Critical Access Hospitals Hit on All Sides

The list of policy implications to the rural health care marketplace got even bigger this week when President Obama released his FY 2013 budget.

That budget is generally considered an electioneering document, as Congress has not demonstrated an ability to get appropriations – or budgets – done lately and particularly in a presidential election year. That said, there are two important items in the budget for critical access hospitals.

– Funding will be cut from 101% of costs to 100%

On the face of it, this almost seems reasonable – who gets 100% of costs these days? – and maybe it is reasonable. But, the scope of challenges facing these rural providers is immense – this only adds to the challenges faced by the safety net in rural Washington.

– CAH designation will be eliminated for hospitals within 10 miles of another facility

Again, on the face of it, this doesn’t seem so unreasonable – and, again, maybe it isn’t. After all, if there is another hospital facility 10 miles away, that wouldn’t seem so far to travel, (though if you live on the Gorge or in Island County, it might take you 45 minutes to travel the 10 miles as the crow flies, relying on bridges or ferries) thus making the CAH designation perhaps unneeded.

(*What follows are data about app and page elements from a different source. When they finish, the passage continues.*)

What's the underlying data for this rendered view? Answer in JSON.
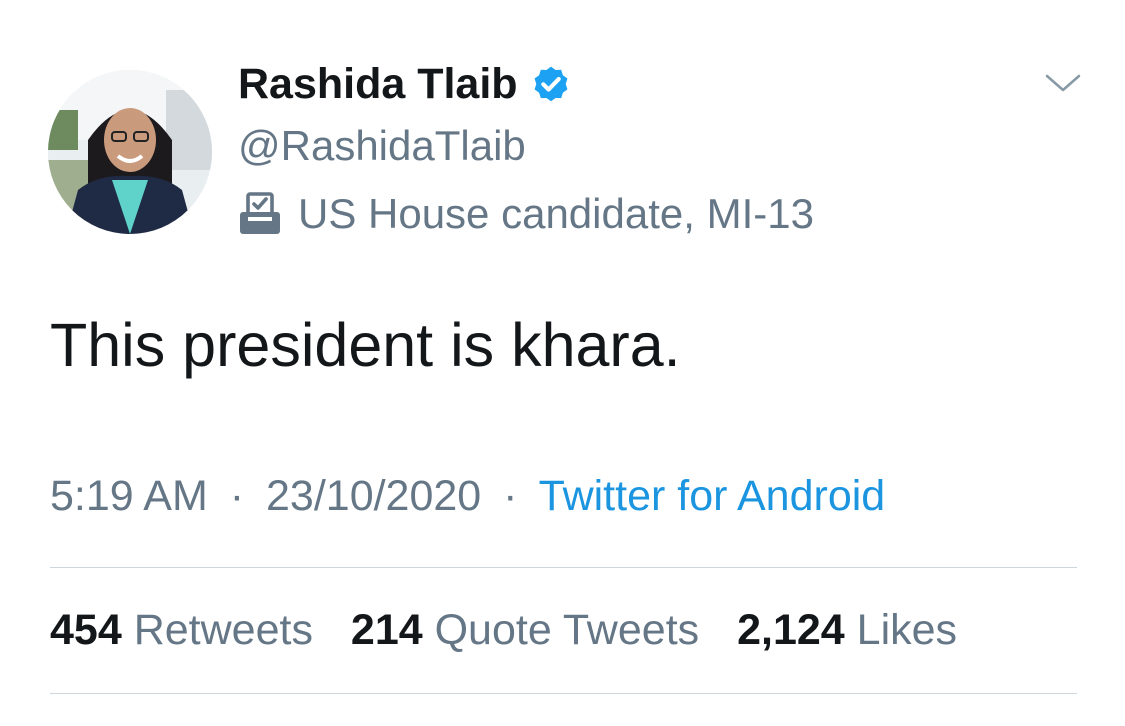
{
  "author": {
    "display_name": "Rashida Tlaib",
    "handle": "@RashidaTlaib",
    "label": "US House candidate, MI-13",
    "verified": true
  },
  "icons": {
    "verified": "verified-badge-icon",
    "label": "ballot-box-icon",
    "menu": "chevron-down-icon",
    "avatar": "profile-photo"
  },
  "tweet": {
    "text": "This president is khara."
  },
  "meta": {
    "time": "5:19 AM",
    "separator": "·",
    "date": "23/10/2020",
    "source": "Twitter for Android"
  },
  "stats": {
    "retweets_count": "454",
    "retweets_label": "Retweets",
    "quotes_count": "214",
    "quotes_label": "Quote Tweets",
    "likes_count": "2,124",
    "likes_label": "Likes"
  },
  "colors": {
    "primary_text": "#14171a",
    "secondary_text": "#657786",
    "link": "#1b95e0",
    "verified": "#1da1f2",
    "divider": "#ccd6dd"
  }
}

But here’s the problem – these items happen within a broader context of dramatic uncertainty for critical access hospitals. Add these to the conversation in Washington State and some similar patterns emerge. Here’s how.

– $44 million in critical access hospital funding is cut in the Governor’s proposal.

– Key legislators tell me they will be adding some of that money back into the budget this week, saying that they think it’ll be hard to justify up those levels of cuts in a court of law.

– Those same folks are telling me, though, that they want to take this next 9 months to lead a broad conversation about critical access hospitals, and moving them towards what is perceived to be their more appropriate role: as rural health clinics.

“Look at McCleary down the road from here. They have an average daily census of less than 1, and yet their building a new facility!” said one legislator. The idea of paying facility charges for care not deemed either tertiary or emergent in order to fund new buildings for services that are already provided in a community is not the best way to spend money in a tight system, another legislator explained.

This conversation will be one to watch carefully over the next 9 months. It involves a wide swath of geography, but the complexity of the conversation will likely have implications for the urban providers as well.